Find the word "header" in the data, then copy each line where it is found.
START Extracted information
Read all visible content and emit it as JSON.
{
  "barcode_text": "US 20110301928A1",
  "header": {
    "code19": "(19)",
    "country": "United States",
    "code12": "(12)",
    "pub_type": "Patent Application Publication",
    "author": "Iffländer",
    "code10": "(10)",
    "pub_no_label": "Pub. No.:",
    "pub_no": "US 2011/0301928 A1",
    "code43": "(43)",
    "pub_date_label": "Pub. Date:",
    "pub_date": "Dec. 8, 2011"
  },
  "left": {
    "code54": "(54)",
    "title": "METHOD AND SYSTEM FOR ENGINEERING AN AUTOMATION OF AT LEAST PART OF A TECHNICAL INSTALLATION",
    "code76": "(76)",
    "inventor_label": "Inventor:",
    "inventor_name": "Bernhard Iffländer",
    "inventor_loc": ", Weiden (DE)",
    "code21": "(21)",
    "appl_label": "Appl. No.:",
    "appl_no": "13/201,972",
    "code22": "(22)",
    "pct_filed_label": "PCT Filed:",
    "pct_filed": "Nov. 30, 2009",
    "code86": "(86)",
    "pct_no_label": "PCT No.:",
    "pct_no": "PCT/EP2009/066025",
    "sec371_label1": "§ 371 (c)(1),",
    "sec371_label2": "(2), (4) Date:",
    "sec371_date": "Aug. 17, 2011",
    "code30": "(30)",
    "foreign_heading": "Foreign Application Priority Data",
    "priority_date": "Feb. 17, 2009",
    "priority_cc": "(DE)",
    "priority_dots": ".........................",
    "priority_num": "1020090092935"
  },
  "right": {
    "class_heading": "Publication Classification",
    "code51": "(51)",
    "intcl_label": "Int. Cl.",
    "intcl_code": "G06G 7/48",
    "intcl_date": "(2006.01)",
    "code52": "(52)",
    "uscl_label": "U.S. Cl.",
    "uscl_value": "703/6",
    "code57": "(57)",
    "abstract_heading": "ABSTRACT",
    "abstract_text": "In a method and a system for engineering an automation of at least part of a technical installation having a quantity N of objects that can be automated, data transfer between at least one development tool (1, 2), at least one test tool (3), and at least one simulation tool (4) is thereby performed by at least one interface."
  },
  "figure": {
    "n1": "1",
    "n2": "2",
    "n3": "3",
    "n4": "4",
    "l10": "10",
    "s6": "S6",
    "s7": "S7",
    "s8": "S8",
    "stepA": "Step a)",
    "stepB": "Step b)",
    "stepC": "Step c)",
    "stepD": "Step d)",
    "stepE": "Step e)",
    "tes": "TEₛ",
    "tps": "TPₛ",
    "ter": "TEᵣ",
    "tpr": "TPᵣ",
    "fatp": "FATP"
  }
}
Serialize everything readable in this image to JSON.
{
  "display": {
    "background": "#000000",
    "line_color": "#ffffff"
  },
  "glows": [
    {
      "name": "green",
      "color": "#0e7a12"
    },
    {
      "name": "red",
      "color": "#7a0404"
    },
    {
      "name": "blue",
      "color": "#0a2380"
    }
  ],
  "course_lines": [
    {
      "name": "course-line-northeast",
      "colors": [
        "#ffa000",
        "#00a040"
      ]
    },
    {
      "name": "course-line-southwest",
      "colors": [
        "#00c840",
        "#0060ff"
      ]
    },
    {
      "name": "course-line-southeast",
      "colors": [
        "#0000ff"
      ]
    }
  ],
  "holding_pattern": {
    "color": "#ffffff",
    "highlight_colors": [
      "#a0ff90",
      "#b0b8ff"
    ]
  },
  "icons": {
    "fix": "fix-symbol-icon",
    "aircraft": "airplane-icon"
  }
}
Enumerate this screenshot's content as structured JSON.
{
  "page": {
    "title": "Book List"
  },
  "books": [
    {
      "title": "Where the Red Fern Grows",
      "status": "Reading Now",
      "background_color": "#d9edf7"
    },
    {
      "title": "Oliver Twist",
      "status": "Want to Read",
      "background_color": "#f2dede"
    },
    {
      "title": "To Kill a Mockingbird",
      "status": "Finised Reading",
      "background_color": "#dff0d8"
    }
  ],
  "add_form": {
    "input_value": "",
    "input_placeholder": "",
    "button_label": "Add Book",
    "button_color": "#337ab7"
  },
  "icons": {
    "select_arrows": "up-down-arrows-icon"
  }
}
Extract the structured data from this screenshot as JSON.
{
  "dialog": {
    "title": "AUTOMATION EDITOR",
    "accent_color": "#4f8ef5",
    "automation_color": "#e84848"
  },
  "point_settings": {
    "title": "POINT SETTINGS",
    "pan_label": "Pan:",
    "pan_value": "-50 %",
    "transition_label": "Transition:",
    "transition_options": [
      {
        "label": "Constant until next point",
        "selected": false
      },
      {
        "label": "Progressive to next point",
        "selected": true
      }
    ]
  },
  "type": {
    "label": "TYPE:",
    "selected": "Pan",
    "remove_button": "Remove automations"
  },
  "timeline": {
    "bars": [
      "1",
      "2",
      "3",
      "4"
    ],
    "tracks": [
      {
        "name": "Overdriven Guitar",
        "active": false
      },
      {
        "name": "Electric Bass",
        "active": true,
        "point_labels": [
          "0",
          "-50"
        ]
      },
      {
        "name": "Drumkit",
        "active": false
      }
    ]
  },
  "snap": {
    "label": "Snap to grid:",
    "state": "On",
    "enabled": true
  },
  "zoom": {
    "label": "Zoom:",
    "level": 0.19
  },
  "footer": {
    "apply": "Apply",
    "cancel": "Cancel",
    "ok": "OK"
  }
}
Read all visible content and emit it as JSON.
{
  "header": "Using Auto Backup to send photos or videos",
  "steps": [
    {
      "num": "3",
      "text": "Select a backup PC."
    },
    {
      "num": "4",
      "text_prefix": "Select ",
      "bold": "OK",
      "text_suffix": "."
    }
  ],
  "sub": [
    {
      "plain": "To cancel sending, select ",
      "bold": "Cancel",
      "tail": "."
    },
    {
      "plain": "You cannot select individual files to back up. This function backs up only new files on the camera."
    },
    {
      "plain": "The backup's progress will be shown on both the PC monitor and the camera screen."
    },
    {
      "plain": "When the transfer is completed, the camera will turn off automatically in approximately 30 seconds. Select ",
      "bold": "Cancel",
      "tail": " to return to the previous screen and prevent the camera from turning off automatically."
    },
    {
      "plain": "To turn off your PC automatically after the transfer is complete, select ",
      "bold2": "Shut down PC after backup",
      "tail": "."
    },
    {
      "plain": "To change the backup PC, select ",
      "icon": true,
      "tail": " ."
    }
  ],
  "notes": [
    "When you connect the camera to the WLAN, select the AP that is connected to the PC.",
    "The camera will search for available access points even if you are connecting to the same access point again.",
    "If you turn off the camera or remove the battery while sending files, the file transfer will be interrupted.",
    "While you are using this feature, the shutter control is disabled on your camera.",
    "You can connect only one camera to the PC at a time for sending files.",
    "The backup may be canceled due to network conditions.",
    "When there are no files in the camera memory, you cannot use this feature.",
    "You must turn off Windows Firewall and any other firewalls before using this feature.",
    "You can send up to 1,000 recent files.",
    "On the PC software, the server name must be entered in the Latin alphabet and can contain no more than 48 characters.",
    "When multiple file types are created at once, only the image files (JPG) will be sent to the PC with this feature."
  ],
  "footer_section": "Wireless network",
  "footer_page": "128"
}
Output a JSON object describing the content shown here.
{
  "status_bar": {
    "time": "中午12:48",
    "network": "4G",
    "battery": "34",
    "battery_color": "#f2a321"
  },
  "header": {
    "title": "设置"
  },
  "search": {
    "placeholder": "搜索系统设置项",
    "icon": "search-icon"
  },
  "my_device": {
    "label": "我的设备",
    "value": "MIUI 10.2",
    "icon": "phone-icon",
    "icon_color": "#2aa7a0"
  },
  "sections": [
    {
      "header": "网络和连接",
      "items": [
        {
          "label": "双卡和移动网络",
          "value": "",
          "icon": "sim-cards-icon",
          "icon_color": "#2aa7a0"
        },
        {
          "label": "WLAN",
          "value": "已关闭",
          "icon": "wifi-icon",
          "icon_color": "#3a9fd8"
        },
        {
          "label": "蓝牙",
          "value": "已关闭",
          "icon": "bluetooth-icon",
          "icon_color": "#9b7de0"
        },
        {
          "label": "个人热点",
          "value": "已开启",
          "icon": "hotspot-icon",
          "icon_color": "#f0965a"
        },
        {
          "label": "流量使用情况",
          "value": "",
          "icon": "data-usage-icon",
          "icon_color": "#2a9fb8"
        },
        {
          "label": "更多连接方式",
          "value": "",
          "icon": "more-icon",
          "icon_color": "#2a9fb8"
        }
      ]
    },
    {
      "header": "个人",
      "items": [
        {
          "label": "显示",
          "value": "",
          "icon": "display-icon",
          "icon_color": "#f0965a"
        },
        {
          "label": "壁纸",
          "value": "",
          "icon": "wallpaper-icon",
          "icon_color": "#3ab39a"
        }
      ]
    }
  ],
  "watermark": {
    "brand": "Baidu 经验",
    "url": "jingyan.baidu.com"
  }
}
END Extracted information
*Response to this task*.
  "header": {
  "header": "Using Auto Backup to send photos or videos",
  "header": {
      "header": "网络和连接",
      "header": "个人",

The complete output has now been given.